[Data items]
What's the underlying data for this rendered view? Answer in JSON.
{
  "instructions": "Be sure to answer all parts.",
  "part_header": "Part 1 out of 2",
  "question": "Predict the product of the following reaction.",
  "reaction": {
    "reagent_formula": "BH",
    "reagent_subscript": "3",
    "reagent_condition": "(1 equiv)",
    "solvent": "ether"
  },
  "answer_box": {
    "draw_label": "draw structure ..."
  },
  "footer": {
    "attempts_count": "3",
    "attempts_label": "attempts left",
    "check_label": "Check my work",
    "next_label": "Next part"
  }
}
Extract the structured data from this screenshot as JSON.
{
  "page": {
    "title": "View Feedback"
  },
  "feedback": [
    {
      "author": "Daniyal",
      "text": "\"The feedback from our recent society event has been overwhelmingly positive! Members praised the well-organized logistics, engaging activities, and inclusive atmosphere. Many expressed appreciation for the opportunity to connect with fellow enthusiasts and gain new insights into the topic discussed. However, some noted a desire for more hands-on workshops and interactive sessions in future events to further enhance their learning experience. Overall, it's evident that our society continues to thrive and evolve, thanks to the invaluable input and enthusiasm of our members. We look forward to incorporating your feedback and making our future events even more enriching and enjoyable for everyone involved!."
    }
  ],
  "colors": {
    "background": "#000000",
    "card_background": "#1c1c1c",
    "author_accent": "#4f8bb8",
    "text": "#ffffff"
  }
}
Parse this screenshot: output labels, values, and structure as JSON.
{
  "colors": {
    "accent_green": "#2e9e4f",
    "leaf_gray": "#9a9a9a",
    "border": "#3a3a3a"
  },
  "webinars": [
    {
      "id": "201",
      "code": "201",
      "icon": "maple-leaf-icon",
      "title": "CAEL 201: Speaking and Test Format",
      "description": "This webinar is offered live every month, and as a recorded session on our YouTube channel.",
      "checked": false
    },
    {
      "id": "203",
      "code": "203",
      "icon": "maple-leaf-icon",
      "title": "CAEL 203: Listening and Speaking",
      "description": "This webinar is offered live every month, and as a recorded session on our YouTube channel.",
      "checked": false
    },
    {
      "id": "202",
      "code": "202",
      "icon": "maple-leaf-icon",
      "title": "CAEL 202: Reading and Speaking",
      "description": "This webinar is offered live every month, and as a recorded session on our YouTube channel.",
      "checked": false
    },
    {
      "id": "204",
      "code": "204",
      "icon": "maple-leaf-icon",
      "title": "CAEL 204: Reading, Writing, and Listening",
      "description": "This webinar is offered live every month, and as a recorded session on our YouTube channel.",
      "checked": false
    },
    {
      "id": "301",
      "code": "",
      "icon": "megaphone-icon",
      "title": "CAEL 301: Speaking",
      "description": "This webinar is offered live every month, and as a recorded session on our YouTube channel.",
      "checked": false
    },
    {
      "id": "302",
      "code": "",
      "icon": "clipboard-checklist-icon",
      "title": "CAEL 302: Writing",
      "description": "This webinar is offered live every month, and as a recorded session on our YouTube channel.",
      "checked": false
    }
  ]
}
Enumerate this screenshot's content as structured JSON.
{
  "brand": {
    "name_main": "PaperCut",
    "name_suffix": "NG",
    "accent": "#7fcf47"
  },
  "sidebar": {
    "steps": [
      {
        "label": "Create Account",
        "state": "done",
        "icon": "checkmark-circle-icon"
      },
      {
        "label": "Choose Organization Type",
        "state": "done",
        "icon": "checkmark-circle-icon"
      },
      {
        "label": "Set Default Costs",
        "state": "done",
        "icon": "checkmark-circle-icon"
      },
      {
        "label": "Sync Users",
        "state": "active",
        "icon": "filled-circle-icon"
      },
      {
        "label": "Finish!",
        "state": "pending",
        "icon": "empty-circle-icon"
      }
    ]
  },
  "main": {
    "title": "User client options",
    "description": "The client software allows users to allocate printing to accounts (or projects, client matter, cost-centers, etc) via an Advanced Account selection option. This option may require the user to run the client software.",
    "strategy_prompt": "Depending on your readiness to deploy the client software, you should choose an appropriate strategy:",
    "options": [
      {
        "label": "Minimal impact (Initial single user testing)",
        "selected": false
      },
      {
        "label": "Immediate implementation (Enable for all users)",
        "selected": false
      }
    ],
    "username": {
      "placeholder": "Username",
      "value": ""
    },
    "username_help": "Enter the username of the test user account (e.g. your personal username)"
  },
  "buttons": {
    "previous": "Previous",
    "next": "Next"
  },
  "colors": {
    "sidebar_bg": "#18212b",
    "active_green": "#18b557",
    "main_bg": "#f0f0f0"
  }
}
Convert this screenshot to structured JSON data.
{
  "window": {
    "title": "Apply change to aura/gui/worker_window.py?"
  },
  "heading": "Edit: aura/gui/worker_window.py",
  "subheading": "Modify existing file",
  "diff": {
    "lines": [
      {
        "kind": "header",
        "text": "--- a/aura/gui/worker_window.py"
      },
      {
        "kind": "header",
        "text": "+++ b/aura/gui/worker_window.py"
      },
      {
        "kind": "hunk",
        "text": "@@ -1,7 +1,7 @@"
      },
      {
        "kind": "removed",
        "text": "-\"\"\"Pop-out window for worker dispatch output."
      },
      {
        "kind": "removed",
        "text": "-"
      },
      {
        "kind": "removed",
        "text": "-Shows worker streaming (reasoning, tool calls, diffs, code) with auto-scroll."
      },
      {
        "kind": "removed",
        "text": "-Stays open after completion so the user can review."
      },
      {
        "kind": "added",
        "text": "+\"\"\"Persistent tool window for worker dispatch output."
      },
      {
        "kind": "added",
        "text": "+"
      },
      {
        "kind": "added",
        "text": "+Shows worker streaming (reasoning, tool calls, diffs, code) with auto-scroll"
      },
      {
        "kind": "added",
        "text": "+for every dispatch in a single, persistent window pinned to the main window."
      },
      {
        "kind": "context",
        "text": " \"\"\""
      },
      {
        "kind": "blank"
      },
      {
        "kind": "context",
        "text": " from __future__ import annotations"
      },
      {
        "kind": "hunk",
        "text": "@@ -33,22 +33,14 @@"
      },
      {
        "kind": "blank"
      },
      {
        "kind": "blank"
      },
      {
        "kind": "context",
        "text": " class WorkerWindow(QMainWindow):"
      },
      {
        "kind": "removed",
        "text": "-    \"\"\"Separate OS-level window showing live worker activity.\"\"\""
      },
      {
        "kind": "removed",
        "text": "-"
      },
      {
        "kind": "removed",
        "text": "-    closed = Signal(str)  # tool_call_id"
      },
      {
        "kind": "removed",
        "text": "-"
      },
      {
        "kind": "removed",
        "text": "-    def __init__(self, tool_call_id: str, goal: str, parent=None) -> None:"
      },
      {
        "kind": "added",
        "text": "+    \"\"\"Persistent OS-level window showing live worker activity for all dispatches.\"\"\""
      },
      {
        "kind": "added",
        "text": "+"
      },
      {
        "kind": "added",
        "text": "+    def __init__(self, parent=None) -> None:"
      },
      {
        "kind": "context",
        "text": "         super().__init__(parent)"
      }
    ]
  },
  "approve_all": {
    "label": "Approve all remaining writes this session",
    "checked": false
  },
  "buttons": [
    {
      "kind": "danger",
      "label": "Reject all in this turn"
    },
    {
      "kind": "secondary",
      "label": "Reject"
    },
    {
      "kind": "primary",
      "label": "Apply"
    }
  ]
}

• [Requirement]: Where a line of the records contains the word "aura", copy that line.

• [Solution to this task]:
    "title": "Apply change to aura/gui/worker_window.py?"
  "heading": "Edit: aura/gui/worker_window.py",
        "text": "--- a/aura/gui/worker_window.py"
        "text": "+++ b/aura/gui/worker_window.py"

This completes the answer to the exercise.